>>

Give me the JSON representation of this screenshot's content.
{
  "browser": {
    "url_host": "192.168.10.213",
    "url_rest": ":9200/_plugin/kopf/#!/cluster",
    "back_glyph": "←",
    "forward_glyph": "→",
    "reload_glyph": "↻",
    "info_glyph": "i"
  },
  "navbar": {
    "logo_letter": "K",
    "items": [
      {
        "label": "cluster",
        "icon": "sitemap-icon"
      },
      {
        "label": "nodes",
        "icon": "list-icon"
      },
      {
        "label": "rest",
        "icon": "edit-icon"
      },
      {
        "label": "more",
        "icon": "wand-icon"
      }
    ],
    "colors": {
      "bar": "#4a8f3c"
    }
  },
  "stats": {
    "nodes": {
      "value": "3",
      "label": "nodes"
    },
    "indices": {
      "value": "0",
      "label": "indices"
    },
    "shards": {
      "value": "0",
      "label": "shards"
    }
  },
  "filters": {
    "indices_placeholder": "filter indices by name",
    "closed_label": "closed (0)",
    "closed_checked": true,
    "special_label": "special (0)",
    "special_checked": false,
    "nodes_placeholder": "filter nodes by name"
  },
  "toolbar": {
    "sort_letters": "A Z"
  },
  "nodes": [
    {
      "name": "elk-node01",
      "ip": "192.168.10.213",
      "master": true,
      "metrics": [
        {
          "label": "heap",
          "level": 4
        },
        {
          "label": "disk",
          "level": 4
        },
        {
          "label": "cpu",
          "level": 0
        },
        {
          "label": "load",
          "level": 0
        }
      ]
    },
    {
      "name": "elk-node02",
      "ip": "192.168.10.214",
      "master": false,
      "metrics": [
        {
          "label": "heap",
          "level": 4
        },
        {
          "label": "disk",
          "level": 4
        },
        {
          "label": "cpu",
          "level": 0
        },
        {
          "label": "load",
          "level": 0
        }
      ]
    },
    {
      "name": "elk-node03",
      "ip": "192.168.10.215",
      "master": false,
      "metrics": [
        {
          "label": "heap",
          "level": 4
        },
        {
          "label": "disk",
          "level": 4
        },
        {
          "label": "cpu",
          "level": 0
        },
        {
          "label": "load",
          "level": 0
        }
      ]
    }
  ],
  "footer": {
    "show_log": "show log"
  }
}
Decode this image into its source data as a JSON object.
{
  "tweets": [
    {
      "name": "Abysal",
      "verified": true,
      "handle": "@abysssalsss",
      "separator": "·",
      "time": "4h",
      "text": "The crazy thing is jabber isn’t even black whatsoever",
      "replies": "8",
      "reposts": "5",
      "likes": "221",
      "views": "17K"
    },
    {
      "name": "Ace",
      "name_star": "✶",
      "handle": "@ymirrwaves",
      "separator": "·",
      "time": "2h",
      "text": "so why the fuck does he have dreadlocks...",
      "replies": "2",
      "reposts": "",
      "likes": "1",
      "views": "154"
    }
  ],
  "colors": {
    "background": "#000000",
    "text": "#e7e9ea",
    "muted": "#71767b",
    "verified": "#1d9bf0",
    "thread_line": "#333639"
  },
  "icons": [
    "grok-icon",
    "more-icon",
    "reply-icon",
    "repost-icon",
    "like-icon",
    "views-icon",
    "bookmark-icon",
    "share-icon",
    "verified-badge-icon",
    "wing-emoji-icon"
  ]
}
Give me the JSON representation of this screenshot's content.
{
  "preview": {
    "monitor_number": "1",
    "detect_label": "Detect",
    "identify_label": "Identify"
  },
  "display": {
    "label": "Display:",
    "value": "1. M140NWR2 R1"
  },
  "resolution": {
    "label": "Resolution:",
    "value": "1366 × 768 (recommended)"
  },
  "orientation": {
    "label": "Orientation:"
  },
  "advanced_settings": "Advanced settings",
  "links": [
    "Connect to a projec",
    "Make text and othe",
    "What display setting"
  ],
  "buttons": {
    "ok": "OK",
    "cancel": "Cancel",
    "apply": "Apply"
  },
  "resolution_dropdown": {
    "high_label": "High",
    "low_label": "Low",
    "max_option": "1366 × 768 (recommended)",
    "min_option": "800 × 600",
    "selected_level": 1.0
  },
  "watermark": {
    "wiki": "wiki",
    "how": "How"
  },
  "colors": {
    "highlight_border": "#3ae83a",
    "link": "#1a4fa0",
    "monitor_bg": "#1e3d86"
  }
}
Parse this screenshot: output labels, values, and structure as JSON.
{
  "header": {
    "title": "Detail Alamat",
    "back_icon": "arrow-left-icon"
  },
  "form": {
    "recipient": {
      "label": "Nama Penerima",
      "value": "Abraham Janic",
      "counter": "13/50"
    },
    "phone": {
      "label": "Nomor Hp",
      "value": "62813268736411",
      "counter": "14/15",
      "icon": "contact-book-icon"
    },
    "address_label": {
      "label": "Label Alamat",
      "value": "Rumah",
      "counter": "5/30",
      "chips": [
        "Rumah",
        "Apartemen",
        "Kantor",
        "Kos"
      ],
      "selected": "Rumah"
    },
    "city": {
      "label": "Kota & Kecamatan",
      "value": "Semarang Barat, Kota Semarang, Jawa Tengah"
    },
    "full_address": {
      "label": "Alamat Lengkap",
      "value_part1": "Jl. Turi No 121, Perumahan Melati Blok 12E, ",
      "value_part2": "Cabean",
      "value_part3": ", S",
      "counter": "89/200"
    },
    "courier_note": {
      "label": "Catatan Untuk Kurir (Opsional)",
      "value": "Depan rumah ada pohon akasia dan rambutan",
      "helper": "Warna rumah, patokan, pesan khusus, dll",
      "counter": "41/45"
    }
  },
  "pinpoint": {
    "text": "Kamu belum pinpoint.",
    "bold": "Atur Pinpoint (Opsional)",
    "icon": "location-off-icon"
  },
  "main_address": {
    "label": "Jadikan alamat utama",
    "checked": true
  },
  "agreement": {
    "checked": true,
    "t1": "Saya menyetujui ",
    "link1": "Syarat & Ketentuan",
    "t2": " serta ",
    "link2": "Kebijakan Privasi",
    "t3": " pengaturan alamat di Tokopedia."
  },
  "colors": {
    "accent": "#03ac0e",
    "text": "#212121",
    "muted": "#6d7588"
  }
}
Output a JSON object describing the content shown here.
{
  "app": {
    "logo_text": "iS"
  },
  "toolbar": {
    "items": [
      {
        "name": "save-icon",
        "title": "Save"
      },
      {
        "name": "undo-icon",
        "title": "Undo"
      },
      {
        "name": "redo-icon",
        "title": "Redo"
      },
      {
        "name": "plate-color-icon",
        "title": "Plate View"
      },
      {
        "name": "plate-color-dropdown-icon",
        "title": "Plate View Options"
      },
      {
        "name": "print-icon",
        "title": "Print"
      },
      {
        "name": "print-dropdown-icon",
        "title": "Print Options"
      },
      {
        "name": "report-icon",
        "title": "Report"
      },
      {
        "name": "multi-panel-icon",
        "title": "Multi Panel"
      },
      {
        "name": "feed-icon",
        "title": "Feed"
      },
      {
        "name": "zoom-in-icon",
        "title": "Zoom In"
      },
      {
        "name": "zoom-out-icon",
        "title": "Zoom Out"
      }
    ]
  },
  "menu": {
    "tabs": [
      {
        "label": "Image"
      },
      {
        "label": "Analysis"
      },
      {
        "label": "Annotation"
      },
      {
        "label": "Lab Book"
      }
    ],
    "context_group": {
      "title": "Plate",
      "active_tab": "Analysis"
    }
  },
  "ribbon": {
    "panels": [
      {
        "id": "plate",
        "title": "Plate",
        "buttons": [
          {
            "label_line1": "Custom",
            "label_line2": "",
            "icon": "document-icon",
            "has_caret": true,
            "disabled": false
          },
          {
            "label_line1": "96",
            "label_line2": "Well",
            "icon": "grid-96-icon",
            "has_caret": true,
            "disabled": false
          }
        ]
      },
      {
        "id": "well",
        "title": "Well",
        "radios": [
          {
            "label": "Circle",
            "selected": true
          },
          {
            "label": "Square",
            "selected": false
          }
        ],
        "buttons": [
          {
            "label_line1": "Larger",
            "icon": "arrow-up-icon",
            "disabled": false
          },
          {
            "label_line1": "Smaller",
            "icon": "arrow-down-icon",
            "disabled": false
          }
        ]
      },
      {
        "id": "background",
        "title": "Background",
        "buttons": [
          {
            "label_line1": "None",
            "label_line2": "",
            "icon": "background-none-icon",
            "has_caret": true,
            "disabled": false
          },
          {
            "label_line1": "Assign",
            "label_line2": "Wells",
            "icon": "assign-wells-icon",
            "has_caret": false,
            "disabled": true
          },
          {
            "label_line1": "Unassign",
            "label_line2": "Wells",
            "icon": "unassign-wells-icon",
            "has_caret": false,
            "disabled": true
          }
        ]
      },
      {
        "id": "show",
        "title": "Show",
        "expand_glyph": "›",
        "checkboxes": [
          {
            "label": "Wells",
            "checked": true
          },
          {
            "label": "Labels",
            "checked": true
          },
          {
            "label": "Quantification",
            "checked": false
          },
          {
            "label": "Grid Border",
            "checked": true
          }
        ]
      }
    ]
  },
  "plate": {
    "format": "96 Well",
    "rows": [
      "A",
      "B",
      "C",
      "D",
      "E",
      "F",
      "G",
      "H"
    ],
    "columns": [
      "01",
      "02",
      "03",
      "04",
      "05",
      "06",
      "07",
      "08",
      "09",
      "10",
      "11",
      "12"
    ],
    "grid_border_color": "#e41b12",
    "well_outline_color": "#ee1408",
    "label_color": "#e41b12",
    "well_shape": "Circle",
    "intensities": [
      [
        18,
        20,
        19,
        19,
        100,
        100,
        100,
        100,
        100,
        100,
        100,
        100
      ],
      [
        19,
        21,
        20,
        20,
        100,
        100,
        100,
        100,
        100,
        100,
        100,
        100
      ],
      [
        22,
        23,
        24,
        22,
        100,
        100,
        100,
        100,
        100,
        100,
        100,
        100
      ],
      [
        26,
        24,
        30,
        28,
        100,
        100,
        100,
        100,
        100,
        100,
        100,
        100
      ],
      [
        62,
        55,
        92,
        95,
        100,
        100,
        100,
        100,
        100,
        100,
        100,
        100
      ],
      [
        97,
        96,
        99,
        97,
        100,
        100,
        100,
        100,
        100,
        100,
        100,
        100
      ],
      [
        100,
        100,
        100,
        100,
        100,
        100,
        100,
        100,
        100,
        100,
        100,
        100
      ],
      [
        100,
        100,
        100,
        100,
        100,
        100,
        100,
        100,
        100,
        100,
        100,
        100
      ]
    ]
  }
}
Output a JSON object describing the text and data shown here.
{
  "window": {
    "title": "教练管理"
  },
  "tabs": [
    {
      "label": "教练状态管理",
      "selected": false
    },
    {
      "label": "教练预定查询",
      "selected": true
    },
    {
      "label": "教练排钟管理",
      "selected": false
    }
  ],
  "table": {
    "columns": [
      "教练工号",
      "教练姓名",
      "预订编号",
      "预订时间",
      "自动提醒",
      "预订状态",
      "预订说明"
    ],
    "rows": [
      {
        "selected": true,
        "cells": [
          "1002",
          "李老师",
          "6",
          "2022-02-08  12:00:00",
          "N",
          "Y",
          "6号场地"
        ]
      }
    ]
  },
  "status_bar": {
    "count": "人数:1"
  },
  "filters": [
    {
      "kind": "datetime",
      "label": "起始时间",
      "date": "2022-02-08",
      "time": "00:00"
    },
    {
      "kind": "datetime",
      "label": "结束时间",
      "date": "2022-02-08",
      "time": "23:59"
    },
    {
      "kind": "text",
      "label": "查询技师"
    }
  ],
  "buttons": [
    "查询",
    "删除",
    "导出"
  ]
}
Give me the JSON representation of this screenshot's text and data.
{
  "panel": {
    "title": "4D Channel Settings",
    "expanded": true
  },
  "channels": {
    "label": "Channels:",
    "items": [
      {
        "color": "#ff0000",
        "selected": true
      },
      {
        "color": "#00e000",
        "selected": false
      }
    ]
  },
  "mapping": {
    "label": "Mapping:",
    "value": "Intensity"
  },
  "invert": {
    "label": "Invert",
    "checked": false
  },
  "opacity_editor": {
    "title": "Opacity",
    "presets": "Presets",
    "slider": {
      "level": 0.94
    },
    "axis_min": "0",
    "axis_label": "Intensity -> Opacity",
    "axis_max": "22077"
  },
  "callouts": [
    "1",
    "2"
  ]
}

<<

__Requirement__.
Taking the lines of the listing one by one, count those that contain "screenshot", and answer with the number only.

__Exercise response__.
4